Where in the data does the word "title" appear? Find those lines and copy them.

*** EXCERPTED RECORDS

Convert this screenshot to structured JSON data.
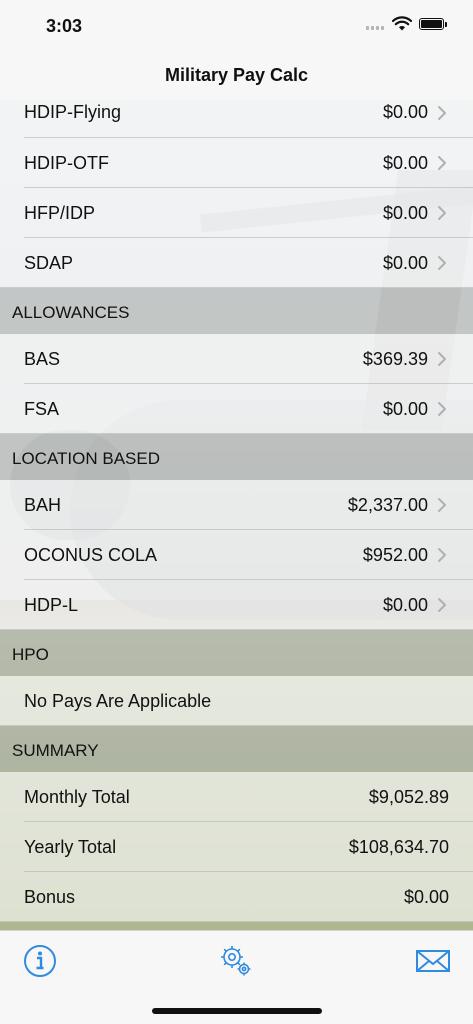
{
  "status_bar": {
    "time": "3:03"
  },
  "nav": {
    "title": "Military Pay Calc"
  },
  "rows_top": [
    {
      "label": "HDIP-Flying",
      "value": "$0.00"
    },
    {
      "label": "HDIP-OTF",
      "value": "$0.00"
    },
    {
      "label": "HFP/IDP",
      "value": "$0.00"
    },
    {
      "label": "SDAP",
      "value": "$0.00"
    }
  ],
  "sections": {
    "allowances": {
      "header": "ALLOWANCES",
      "rows": [
        {
          "label": "BAS",
          "value": "$369.39"
        },
        {
          "label": "FSA",
          "value": "$0.00"
        }
      ]
    },
    "location_based": {
      "header": "LOCATION BASED",
      "rows": [
        {
          "label": "BAH",
          "value": "$2,337.00"
        },
        {
          "label": "OCONUS COLA",
          "value": "$952.00"
        },
        {
          "label": "HDP-L",
          "value": "$0.00"
        }
      ]
    },
    "hpo": {
      "header": "HPO",
      "rows": [
        {
          "label": "No Pays Are Applicable"
        }
      ]
    },
    "summary": {
      "header": "SUMMARY",
      "rows": [
        {
          "label": "Monthly Total",
          "value": "$9,052.89"
        },
        {
          "label": "Yearly Total",
          "value": "$108,634.70"
        },
        {
          "label": "Bonus",
          "value": "$0.00"
        }
      ]
    }
  },
  "tabbar": {
    "info_icon": "info-circle-icon",
    "settings_icon": "gears-icon",
    "mail_icon": "envelope-icon"
  },
  "colors": {
    "accent": "#2f8be0"
  }
}
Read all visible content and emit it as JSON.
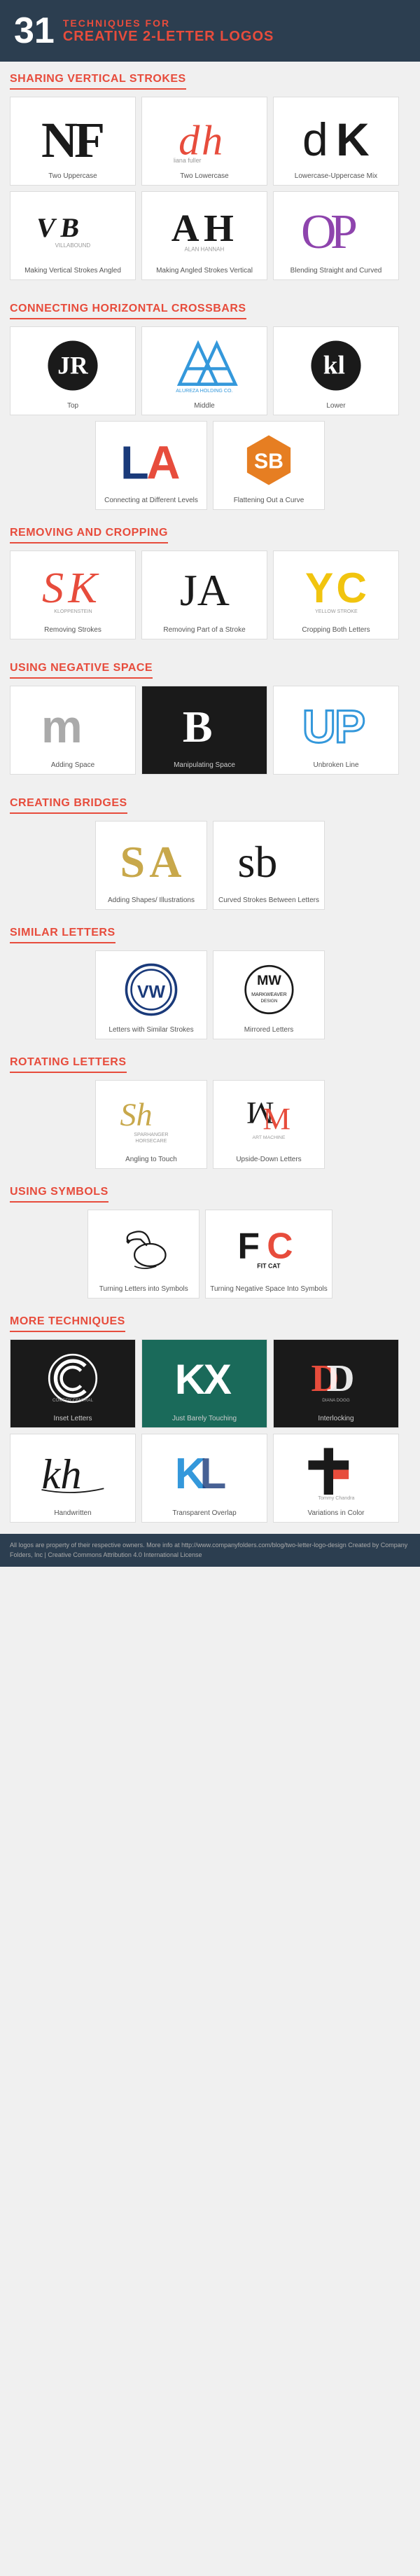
{
  "header": {
    "number": "31",
    "line1_plain": "TECHNIQUES FOR",
    "line1_highlight": "TECHNIQUES FOR",
    "line2": "CREATIVE 2-LETTER LOGOS"
  },
  "sections": [
    {
      "id": "sharing-vertical-strokes",
      "title": "Sharing Vertical Strokes",
      "rows": [
        [
          {
            "label": "Two Uppercase"
          },
          {
            "label": "Two Lowercase"
          },
          {
            "label": "Lowercase-Uppercase Mix"
          }
        ],
        [
          {
            "label": "Making Vertical Strokes Angled"
          },
          {
            "label": "Making Angled Strokes Vertical"
          },
          {
            "label": "Blending Straight and Curved"
          }
        ]
      ]
    },
    {
      "id": "connecting-horizontal-crossbars",
      "title": "Connecting Horizontal Crossbars",
      "rows": [
        [
          {
            "label": "Top"
          },
          {
            "label": "Middle"
          },
          {
            "label": "Lower"
          }
        ],
        [
          {
            "label": "Connecting at Different Levels"
          },
          {
            "label": "Flattening Out a Curve"
          }
        ]
      ]
    },
    {
      "id": "removing-and-cropping",
      "title": "Removing and Cropping",
      "rows": [
        [
          {
            "label": "Removing Strokes"
          },
          {
            "label": "Removing Part of a Stroke"
          },
          {
            "label": "Cropping Both Letters"
          }
        ]
      ]
    },
    {
      "id": "using-negative-space",
      "title": "Using Negative Space",
      "rows": [
        [
          {
            "label": "Adding Space"
          },
          {
            "label": "Manipulating Space"
          },
          {
            "label": "Unbroken Line"
          }
        ]
      ]
    },
    {
      "id": "creating-bridges",
      "title": "Creating Bridges",
      "rows": [
        [
          {
            "label": "Adding Shapes/ Illustrations"
          },
          {
            "label": "Curved Strokes Between Letters"
          }
        ]
      ]
    },
    {
      "id": "similar-letters",
      "title": "Similar Letters",
      "rows": [
        [
          {
            "label": "Letters with Similar Strokes"
          },
          {
            "label": "Mirrored Letters"
          }
        ]
      ]
    },
    {
      "id": "rotating-letters",
      "title": "Rotating Letters",
      "rows": [
        [
          {
            "label": "Angling to Touch"
          },
          {
            "label": "Upside-Down Letters"
          }
        ]
      ]
    },
    {
      "id": "using-symbols",
      "title": "Using Symbols",
      "rows": [
        [
          {
            "label": "Turning Letters into Symbols"
          },
          {
            "label": "Turning Negative Space\nInto Symbols"
          }
        ]
      ]
    },
    {
      "id": "more-techniques",
      "title": "More Techniques",
      "rows": [
        [
          {
            "label": "Inset Letters"
          },
          {
            "label": "Just Barely Touching"
          },
          {
            "label": "Interlocking"
          }
        ],
        [
          {
            "label": "Handwritten"
          },
          {
            "label": "Transparent Overlap"
          },
          {
            "label": "Variations in Color"
          }
        ]
      ]
    }
  ],
  "footer": {
    "text": "All logos are property of their respective owners. More info at http://www.companyfolders.com/blog/two-letter-logo-design\nCreated by Company Folders, Inc | Creative Commons Attribution 4.0 International License"
  }
}
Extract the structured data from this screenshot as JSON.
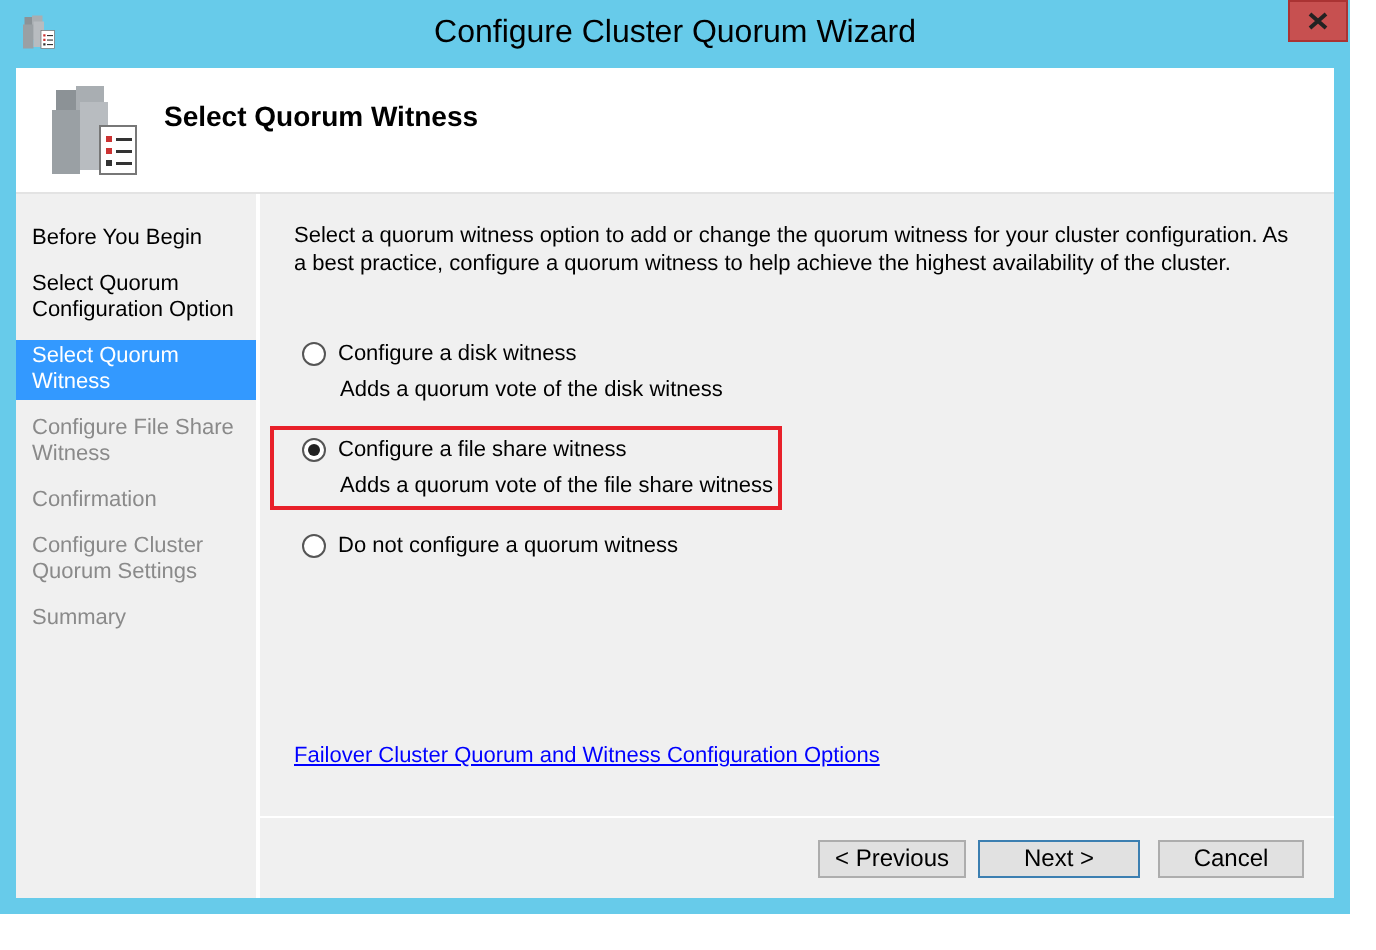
{
  "window": {
    "title": "Configure Cluster Quorum Wizard"
  },
  "header": {
    "title": "Select Quorum Witness"
  },
  "steps": [
    {
      "label": "Before You Begin",
      "selected": false,
      "disabled": false
    },
    {
      "label": "Select Quorum Configuration Option",
      "selected": false,
      "disabled": false
    },
    {
      "label": "Select Quorum Witness",
      "selected": true,
      "disabled": false
    },
    {
      "label": "Configure File Share Witness",
      "selected": false,
      "disabled": true
    },
    {
      "label": "Confirmation",
      "selected": false,
      "disabled": true
    },
    {
      "label": "Configure Cluster Quorum Settings",
      "selected": false,
      "disabled": true
    },
    {
      "label": "Summary",
      "selected": false,
      "disabled": true
    }
  ],
  "description": "Select a quorum witness option to add or change the quorum witness for your cluster configuration. As a best practice, configure a quorum witness to help achieve the highest availability of the cluster.",
  "options": [
    {
      "label": "Configure a disk witness",
      "hint": "Adds a quorum vote of the disk witness",
      "selected": false,
      "highlighted": false
    },
    {
      "label": "Configure a file share witness",
      "hint": "Adds a quorum vote of the file share witness",
      "selected": true,
      "highlighted": true
    },
    {
      "label": "Do not configure a quorum witness",
      "selected": false,
      "highlighted": false
    }
  ],
  "help_link": "Failover Cluster Quorum and Witness Configuration Options",
  "buttons": [
    {
      "label": "< Previous",
      "default": false
    },
    {
      "label": "Next >",
      "default": true
    },
    {
      "label": "Cancel",
      "default": false
    }
  ]
}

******

→ EXERCISE RESULT
    "title": "Military Pay Calc"
      "title": "Sharing Vertical Strokes",
      "title": "Connecting Horizontal Crossbars",
      "title": "Removing and Cropping",
      "title": "Using Negative Space",
      "title": "Creating Bridges",
      "title": "Similar Letters",
      "title": "Rotating Letters",
      "title": "Using Symbols",
      "title": "More Techniques",
    "title": "Configure Cluster Quorum Wizard"
    "title": "Select Quorum Witness"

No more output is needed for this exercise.